Pfizer Netherlands has started a radio campaign against Viagra spam, warning consumers that 97 per cent of the pills offered are counterfeit.
Radio commercials on public broadcast radio and Sky Radio also warn purchasers that many of the illegal drugs are unapproved and may not contain the real chemical.
Pfizer is citing a report by the Dutch National Institute for Public Health and the Environment (RIVM), which says that falsifications are a risk to public health. Many of the pills are produced without adequate quality control, although the pills and the packaging can appear to be the same.
Some rogue pharmacies claim to sell "legal generic Viagra", which doesn't even exist, as Pfizer's patents are still in place. Others claim the drug meets World Health Organization (WHO) standards, although the WHO does not ensure the quality or safety of drugs.
Fifty five per cent of Dutch men say they receive Viagra spam. Of those, 85 per cent say they are annoyed by it. About 46 per cent of people that receive Viagra spam think that Pfizer sends out these solicitations, a spokesman for the firm says. "We get a lot of phone calls from people asking us why we do this."

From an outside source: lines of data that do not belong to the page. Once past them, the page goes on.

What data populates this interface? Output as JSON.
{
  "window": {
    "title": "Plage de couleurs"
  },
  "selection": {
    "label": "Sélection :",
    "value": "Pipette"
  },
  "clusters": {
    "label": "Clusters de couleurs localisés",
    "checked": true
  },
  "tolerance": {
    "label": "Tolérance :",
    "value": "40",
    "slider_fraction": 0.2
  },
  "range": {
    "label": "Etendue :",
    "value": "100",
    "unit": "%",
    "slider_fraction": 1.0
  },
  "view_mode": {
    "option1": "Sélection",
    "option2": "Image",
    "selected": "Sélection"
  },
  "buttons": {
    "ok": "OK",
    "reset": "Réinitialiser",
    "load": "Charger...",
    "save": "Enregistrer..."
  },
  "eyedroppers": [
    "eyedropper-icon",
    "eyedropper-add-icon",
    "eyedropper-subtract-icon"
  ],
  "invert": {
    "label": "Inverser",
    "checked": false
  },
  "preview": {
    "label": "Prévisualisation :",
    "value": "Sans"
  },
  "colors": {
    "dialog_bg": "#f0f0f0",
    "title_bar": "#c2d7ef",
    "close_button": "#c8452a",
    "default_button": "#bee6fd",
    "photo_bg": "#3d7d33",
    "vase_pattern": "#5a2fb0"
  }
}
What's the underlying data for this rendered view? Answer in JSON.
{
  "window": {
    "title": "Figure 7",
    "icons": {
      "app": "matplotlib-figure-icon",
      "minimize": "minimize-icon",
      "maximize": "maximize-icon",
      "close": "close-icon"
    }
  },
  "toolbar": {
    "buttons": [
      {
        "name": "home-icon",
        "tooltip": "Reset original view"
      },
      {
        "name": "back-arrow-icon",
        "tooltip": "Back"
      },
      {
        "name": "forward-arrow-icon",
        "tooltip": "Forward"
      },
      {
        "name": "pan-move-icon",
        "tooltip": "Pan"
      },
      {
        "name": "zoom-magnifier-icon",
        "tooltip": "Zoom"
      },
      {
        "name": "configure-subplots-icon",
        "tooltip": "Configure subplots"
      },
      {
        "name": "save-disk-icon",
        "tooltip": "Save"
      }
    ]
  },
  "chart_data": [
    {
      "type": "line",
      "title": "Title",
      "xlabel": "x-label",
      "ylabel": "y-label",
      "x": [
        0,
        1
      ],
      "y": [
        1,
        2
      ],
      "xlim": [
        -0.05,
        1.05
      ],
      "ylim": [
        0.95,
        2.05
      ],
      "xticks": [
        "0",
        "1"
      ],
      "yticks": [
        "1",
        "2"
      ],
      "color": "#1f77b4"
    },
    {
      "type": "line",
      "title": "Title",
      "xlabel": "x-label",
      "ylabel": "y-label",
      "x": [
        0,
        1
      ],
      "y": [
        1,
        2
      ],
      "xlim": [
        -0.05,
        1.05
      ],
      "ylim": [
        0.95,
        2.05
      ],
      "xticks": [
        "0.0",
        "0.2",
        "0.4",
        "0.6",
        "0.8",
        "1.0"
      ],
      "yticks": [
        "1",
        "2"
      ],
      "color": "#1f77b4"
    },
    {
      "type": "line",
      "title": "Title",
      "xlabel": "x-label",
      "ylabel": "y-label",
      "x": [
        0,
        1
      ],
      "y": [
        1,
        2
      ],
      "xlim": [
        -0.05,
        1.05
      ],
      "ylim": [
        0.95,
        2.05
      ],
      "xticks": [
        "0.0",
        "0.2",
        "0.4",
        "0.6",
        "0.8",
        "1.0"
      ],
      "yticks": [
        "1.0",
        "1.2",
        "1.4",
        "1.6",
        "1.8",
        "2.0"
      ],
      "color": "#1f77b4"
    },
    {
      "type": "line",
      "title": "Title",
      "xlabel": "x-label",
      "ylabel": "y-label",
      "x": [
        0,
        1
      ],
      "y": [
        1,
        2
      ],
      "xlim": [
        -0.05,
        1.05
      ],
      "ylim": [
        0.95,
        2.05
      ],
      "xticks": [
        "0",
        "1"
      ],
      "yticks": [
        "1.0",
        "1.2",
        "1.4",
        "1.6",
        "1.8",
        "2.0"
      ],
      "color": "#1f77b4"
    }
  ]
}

Earlier this year Pfizer, along with Microsoft, filed 17 parallel lawsuits against two "international pharmacy spam rings" selling what they claim were generic versions of Viagra online. Pfizer said it would also take action to ban the domain names of a dozen other websites, which sport addresses like freegenericviagra.com.®